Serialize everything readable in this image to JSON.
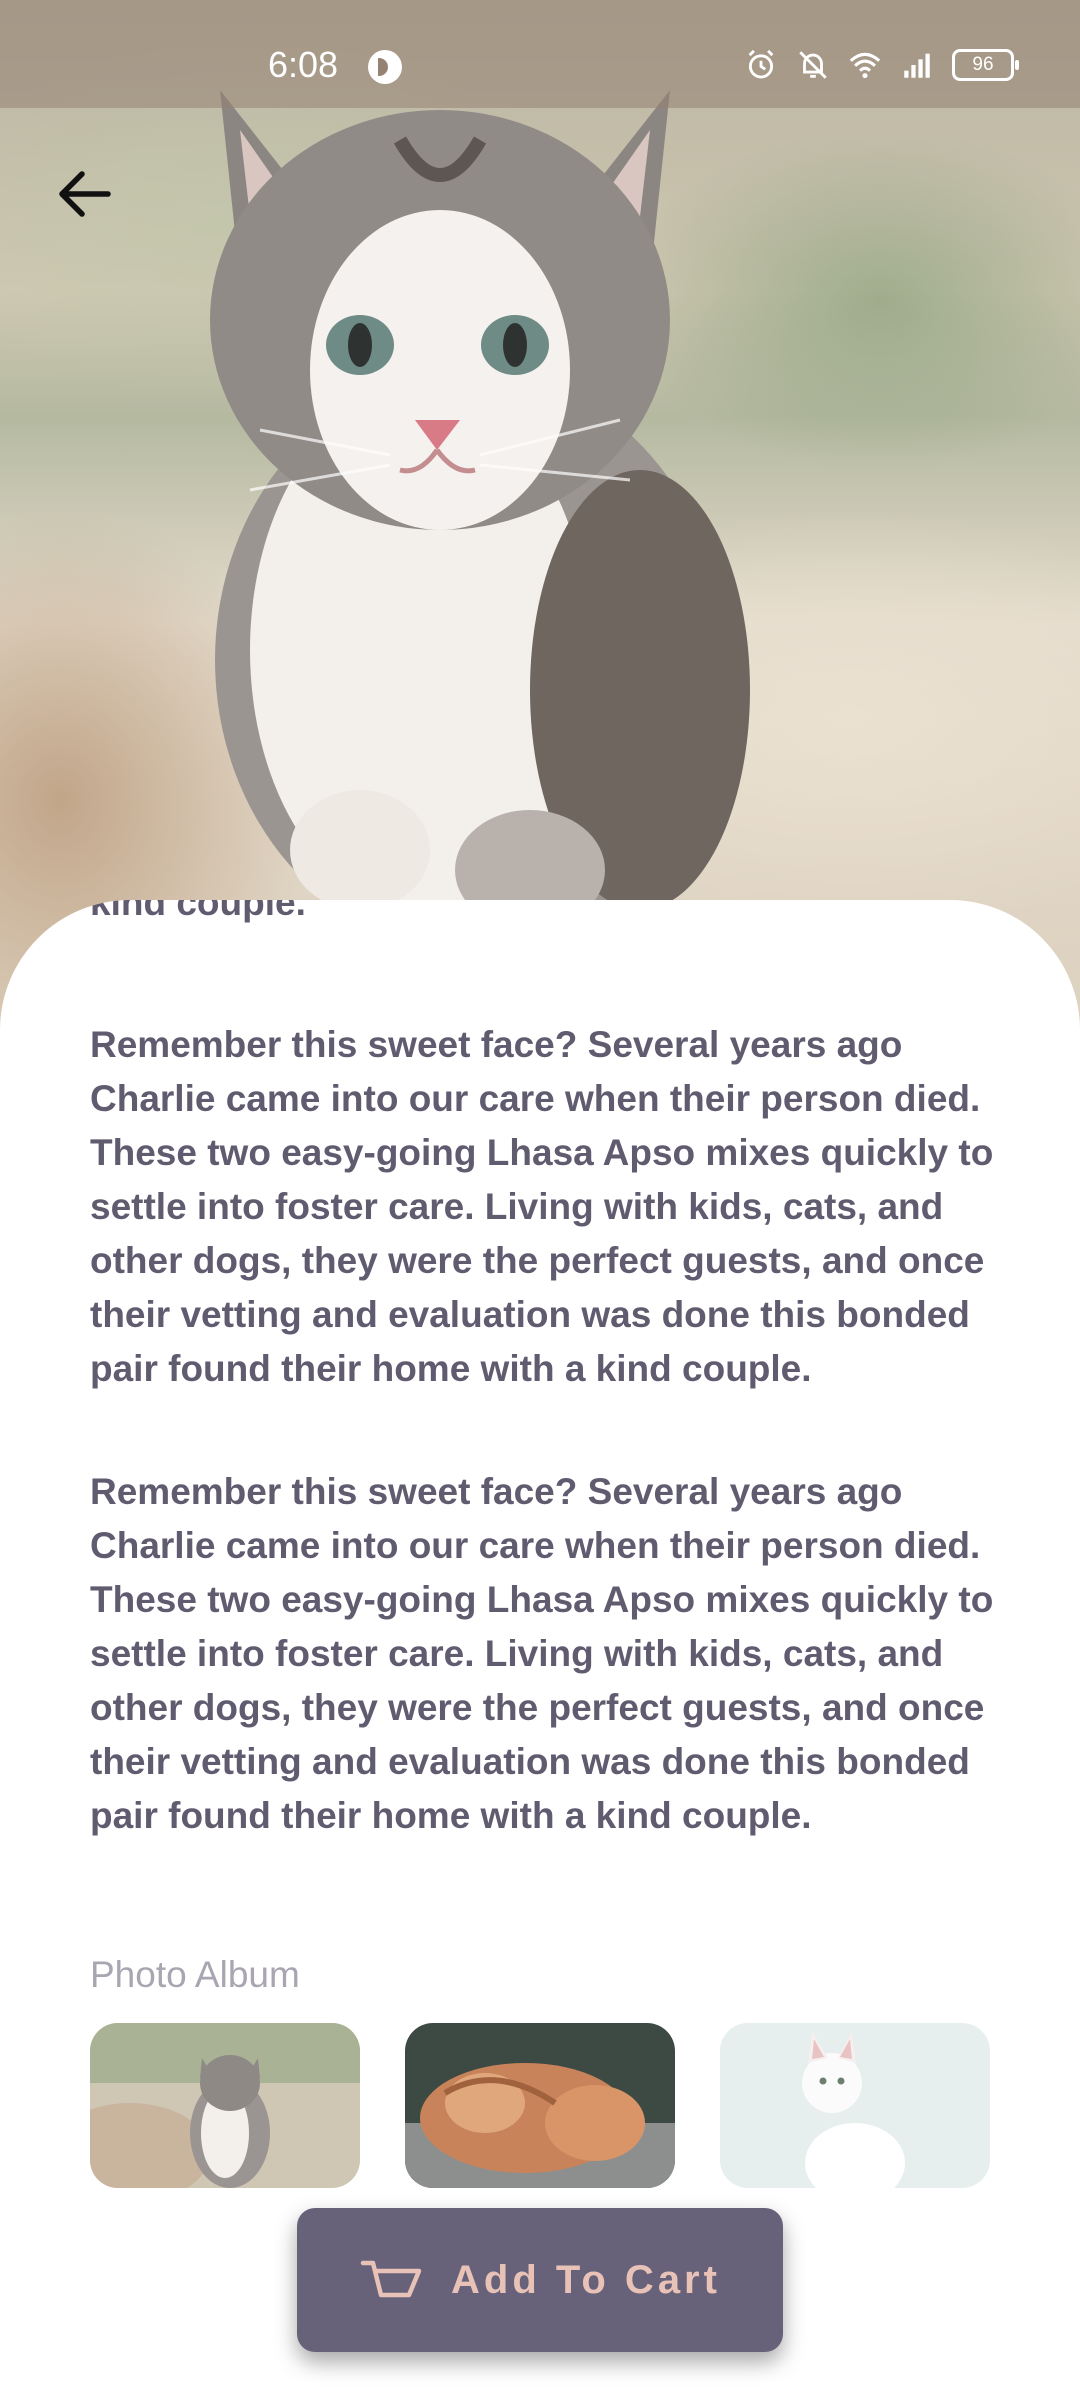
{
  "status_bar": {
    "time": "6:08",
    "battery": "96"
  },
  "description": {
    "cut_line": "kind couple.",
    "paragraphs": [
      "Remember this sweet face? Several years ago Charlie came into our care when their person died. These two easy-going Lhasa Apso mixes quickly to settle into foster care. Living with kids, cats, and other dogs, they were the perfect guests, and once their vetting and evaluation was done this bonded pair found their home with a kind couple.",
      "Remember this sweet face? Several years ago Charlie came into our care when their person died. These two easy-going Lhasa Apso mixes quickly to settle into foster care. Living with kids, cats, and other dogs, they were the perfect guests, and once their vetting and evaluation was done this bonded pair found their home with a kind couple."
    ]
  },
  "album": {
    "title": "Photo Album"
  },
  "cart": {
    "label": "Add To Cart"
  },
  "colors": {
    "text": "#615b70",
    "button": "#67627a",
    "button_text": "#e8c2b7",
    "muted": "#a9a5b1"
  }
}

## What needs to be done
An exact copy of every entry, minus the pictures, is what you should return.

## Result
Serialize everything readable in this image to JSON.
{
  "status_bar": {
    "time": "6:08",
    "battery": "96"
  },
  "description": {
    "cut_line": "kind couple.",
    "paragraphs": [
      "Remember this sweet face? Several years ago Charlie came into our care when their person died. These two easy-going Lhasa Apso mixes quickly to settle into foster care. Living with kids, cats, and other dogs, they were the perfect guests, and once their vetting and evaluation was done this bonded pair found their home with a kind couple.",
      "Remember this sweet face? Several years ago Charlie came into our care when their person died. These two easy-going Lhasa Apso mixes quickly to settle into foster care. Living with kids, cats, and other dogs, they were the perfect guests, and once their vetting and evaluation was done this bonded pair found their home with a kind couple."
    ]
  },
  "album": {
    "title": "Photo Album"
  },
  "cart": {
    "label": "Add To Cart"
  },
  "colors": {
    "text": "#615b70",
    "button": "#67627a",
    "button_text": "#e8c2b7",
    "muted": "#a9a5b1"
  }
}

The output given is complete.